Three Imaginary Girls

Seattle's Indie-Pop Press – Music Reviews, Film Reviews, and Big Fun

[Joy Divison - Unknown Pleasures]

It’s the album cover that has inspired possibly the coolest t-shirt in rock music history.

Peter Hook is taking Unknown Pleasures out on the road with his band The Light, and the ten tracks on the album will do for those of us reading this website what a reunion of Pink Floyd doing Dark Side of The Moon would do for our parents, aunts, and uncles. Unfortunately, due to dissolving relationships of his own and many other problems, there is no Ian Curtis to moan into the abyss this time — but Hook has had experience in both JD and the follow-up band made from its ashes-phoenix, New Order, and is throwing in some tracks from original punk band Warsaw besides.

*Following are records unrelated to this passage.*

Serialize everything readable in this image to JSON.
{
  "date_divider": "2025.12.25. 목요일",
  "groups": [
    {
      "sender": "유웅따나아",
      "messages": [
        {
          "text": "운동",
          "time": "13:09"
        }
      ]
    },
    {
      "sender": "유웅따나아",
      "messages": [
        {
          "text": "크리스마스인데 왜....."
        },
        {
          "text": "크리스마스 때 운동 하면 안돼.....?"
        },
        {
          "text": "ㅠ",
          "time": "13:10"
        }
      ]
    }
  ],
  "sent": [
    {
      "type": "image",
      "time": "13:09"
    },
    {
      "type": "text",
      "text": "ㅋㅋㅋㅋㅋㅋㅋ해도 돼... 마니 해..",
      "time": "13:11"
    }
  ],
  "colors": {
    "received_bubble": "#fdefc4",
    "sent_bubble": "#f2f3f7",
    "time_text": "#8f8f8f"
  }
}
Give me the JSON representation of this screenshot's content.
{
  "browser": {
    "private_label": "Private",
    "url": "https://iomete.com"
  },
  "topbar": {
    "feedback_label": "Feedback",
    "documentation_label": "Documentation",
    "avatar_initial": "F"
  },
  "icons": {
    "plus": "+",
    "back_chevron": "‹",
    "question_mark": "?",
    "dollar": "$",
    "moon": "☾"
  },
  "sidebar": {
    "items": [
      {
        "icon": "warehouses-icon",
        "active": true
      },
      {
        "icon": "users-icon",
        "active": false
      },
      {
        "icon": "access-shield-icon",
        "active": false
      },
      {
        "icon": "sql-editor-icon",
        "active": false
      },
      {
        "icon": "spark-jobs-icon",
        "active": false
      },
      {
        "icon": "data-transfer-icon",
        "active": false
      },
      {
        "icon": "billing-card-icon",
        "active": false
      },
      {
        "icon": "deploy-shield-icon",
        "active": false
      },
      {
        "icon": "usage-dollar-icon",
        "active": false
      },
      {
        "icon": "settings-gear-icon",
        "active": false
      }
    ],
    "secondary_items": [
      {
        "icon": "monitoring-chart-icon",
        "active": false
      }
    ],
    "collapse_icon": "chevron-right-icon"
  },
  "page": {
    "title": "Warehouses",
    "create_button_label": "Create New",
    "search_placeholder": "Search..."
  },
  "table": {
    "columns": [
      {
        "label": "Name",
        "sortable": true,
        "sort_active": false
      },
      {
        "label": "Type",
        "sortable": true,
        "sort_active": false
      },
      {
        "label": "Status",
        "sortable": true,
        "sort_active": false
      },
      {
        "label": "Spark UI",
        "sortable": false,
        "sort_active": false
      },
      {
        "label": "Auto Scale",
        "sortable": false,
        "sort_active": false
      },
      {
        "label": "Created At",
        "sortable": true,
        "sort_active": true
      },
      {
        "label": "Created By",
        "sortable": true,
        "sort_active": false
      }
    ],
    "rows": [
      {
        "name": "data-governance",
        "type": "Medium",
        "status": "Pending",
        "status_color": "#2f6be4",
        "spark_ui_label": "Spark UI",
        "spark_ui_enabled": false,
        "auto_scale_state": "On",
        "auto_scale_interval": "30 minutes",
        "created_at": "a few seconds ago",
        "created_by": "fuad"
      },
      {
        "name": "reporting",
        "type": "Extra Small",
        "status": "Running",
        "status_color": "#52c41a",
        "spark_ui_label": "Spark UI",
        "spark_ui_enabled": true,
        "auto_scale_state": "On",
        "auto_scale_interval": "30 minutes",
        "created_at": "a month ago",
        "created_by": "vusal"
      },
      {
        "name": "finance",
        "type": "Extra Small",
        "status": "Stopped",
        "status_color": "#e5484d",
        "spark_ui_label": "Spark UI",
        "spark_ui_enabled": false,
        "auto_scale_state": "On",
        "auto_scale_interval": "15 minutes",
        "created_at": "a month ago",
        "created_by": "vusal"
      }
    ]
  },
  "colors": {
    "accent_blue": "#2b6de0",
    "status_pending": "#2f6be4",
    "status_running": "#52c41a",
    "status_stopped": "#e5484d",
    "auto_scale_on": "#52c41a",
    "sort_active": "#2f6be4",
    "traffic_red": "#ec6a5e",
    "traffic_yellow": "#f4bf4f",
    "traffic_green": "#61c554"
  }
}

Can you believe all this live music revival goodness will be happening in Seattle next week, December 7, at the Showbox at the Market? There are some people who grumble about the “playing the whole album live” business, but I’m sure even they are intrigued. Especially them, actually. Unknown Pleasures is an album’s album, great single tracks regardless, due to its uniformity of sound and over-plus of existential intensity, which these music fans are probably all up in. Unknown Pleasures is the album where the post-punk strip-down happened first, best, and the most — it is to rock music what Wagner is to opera (and Hook’s bass is to alternative dance music as Jimi Hendrix’s guitar was to hard rock).

Chris Ott of Pitchfork in his 33 1/3 devoted to the LP called it “the end of pop … .” The late Tony Wilson, famous for founding the Manchester-based label and club that would give Joy Division their boost into history, is quoted in Simon Reynolds’ new book Totally Wired as saying about the “crazed (but) deliciously clever” producer, “Martin Hannett is the kind of man who could hear the sound of the moon moving around the earth.” He also claims the band hated Unknown Pleasures due to it being created fully out of absolute hardship and creative suffering, and “if they’d had their way it never would have been released.”

Though the historical and aesthetic reign of Unknown Pleasures may have had quite a bit to do with Hannett and with the patronage of Wilson, chief of Factory (the label for UP and its also-crucial follow up Closer) and The Hacienda (the club they got serious at and played regularly), the music played by those musicians is essential and immortal enough to keep young bands coming back to it year by year, a sort of dark pool of eternal creative life. All I know is when the girl I’d fallen madly in love with dumped me (for the first time), leaving me in a windowless basement bed-sit in Spokane in the middle of a deep-snowed winter, all I did was lie in bed and play this one LP over and over, only rising to flip it over. (Imagine if CD players with repeat had existed then! I’d still be there now, listening to “Interzone,” my eyes no longer seeing, like a pale little fish at the bottom of the ocean.)

“She’s Lost Control,” “Transmission,” “Atmosphere,” and the stand-alone single “Love Will Tear Us Apart” all came from sessions Joy Division did starting in April of 1979, as 15 songs they’d been rehearsing — and then sacrificed to the mercurial, drug-stoked Hannett, formed through their ferocious ambition and his “impatient, cerebral hyperactivity.” Their sound was broken down piece by piece, the buzz-saw roar of Ian Curtis on vocals, Peter Hook on bass and backing vocals, Bernard Summer on guitar and keyboards, and Stephen Morris on drums minimalistically reinvented as Joy Division starring in their debut Unknown Pleasures.

Don’t miss this chance to hear one of its primary players displayed all its icy charms at once!